Copy every line of the data that contains the string "plus".

::: RECORDS FOR THE TASK

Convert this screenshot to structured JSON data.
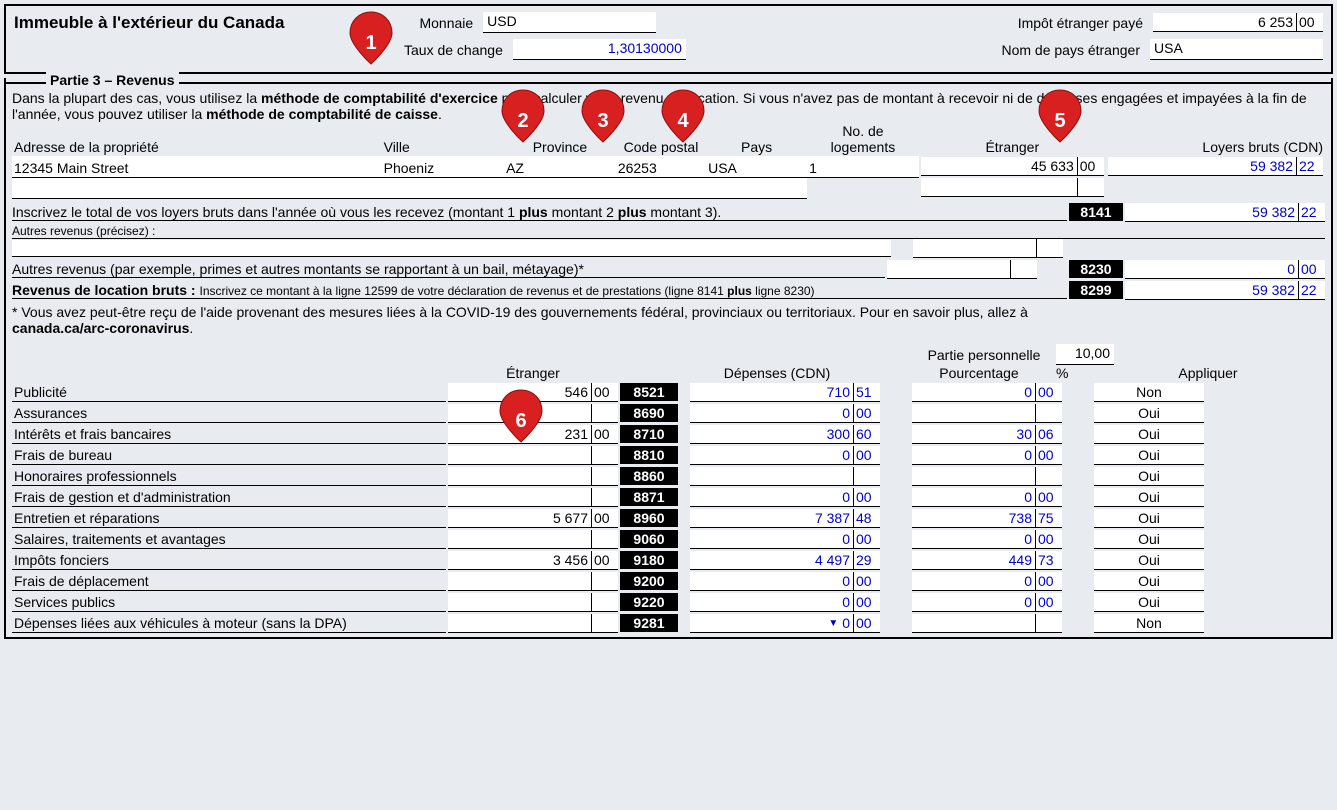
{
  "header": {
    "title": "Immeuble à l'extérieur du Canada",
    "currency_label": "Monnaie",
    "currency_value": "USD",
    "foreign_tax_label": "Impôt étranger payé",
    "foreign_tax_dollars": "6 253",
    "foreign_tax_cents": "00",
    "rate_label": "Taux de change",
    "rate_value": "1,30130000",
    "country_label": "Nom de pays étranger",
    "country_value": "USA"
  },
  "part3": {
    "title": "Partie 3 – Revenus",
    "intro_1": "Dans la plupart des cas, vous utilisez la ",
    "intro_bold_1": "méthode de comptabilité d'exercice",
    "intro_2": " pour calculer votre revenu de location. Si vous n'avez pas de montant à recevoir ni de dépenses engagées et impayées à la fin de l'année, vous pouvez utiliser la ",
    "intro_bold_2": "méthode de comptabilité de caisse",
    "intro_3": ".",
    "headers": {
      "address": "Adresse de la propriété",
      "city": "Ville",
      "province": "Province",
      "postal": "Code postal",
      "country": "Pays",
      "units": "No. de logements",
      "foreign": "Étranger",
      "gross_rent": "Loyers bruts (CDN)"
    },
    "property": {
      "address": "12345 Main Street",
      "city": "Phoeniz",
      "province": "AZ",
      "postal": "26253",
      "country": "USA",
      "units": "1",
      "foreign_dollars": "45 633",
      "foreign_cents": "00",
      "gross_dollars": "59 382",
      "gross_cents": "22"
    },
    "total_line": "Inscrivez le total de vos loyers bruts dans l'année où vous les recevez (montant 1 ",
    "plus1": "plus",
    "total_line_2": " montant 2 ",
    "plus2": "plus",
    "total_line_3": " montant 3).",
    "code_8141": "8141",
    "total_dollars": "59 382",
    "total_cents": "22",
    "other_rev_label": "Autres revenus (précisez) :",
    "other_rev_line": "Autres revenus (par exemple, primes et autres montants se rapportant à un bail, métayage)*",
    "code_8230": "8230",
    "other_dollars": "0",
    "other_cents": "00",
    "gross_rental_bold": "Revenus de location bruts : ",
    "gross_rental_note": "Inscrivez ce montant à la ligne 12599 de votre déclaration de revenus et de prestations (ligne 8141 ",
    "plus3": "plus",
    "gross_rental_note_2": " ligne 8230)",
    "code_8299": "8299",
    "gross_total_dollars": "59 382",
    "gross_total_cents": "22",
    "covid_note_1": "* Vous avez peut-être reçu de l'aide provenant des mesures liées à la COVID-19 des gouvernements fédéral, provinciaux ou territoriaux. Pour en savoir plus, allez à ",
    "covid_link": "canada.ca/arc-coronavirus",
    "covid_note_2": "."
  },
  "expenses": {
    "header_foreign": "Étranger",
    "header_cdn": "Dépenses (CDN)",
    "header_personal": "Partie personnelle",
    "header_pct": "Pourcentage",
    "pct_value": "10,00",
    "pct_sym": "%",
    "header_apply": "Appliquer",
    "rows": [
      {
        "label": "Publicité",
        "fd": "546",
        "fc": "00",
        "code": "8521",
        "cd": "710",
        "cc": "51",
        "pd": "0",
        "pc": "00",
        "appl": "Non"
      },
      {
        "label": "Assurances",
        "fd": "",
        "fc": "",
        "code": "8690",
        "cd": "0",
        "cc": "00",
        "pd": "",
        "pc": "",
        "appl": "Oui"
      },
      {
        "label": "Intérêts et frais bancaires",
        "fd": "231",
        "fc": "00",
        "code": "8710",
        "cd": "300",
        "cc": "60",
        "pd": "30",
        "pc": "06",
        "appl": "Oui"
      },
      {
        "label": "Frais de bureau",
        "fd": "",
        "fc": "",
        "code": "8810",
        "cd": "0",
        "cc": "00",
        "pd": "0",
        "pc": "00",
        "appl": "Oui"
      },
      {
        "label": "Honoraires professionnels",
        "fd": "",
        "fc": "",
        "code": "8860",
        "cd": "",
        "cc": "",
        "pd": "",
        "pc": "",
        "appl": "Oui"
      },
      {
        "label": "Frais de gestion et d'administration",
        "fd": "",
        "fc": "",
        "code": "8871",
        "cd": "0",
        "cc": "00",
        "pd": "0",
        "pc": "00",
        "appl": "Oui"
      },
      {
        "label": "Entretien et réparations",
        "fd": "5 677",
        "fc": "00",
        "code": "8960",
        "cd": "7 387",
        "cc": "48",
        "pd": "738",
        "pc": "75",
        "appl": "Oui"
      },
      {
        "label": "Salaires, traitements et avantages",
        "fd": "",
        "fc": "",
        "code": "9060",
        "cd": "0",
        "cc": "00",
        "pd": "0",
        "pc": "00",
        "appl": "Oui"
      },
      {
        "label": "Impôts fonciers",
        "fd": "3 456",
        "fc": "00",
        "code": "9180",
        "cd": "4 497",
        "cc": "29",
        "pd": "449",
        "pc": "73",
        "appl": "Oui"
      },
      {
        "label": "Frais de déplacement",
        "fd": "",
        "fc": "",
        "code": "9200",
        "cd": "0",
        "cc": "00",
        "pd": "0",
        "pc": "00",
        "appl": "Oui"
      },
      {
        "label": "Services publics",
        "fd": "",
        "fc": "",
        "code": "9220",
        "cd": "0",
        "cc": "00",
        "pd": "0",
        "pc": "00",
        "appl": "Oui"
      },
      {
        "label": "Dépenses liées aux véhicules à moteur (sans la DPA)",
        "fd": "",
        "fc": "",
        "code": "9281",
        "cd": "0",
        "cc": "00",
        "pd": "",
        "pc": "",
        "appl": "Non",
        "tri": true
      }
    ]
  },
  "callouts": {
    "c1": "1",
    "c2": "2",
    "c3": "3",
    "c4": "4",
    "c5": "5",
    "c6": "6"
  }
}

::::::

### [REPLY]
    "plus1": "plus",
    "plus2": "plus",
    "plus3": "plus",
    "covid_note_1": "* Vous avez peut-être reçu de l'aide provenant des mesures liées à la COVID-19 des gouvernements fédéral, provinciaux ou territoriaux. Pour en savoir plus, allez à ",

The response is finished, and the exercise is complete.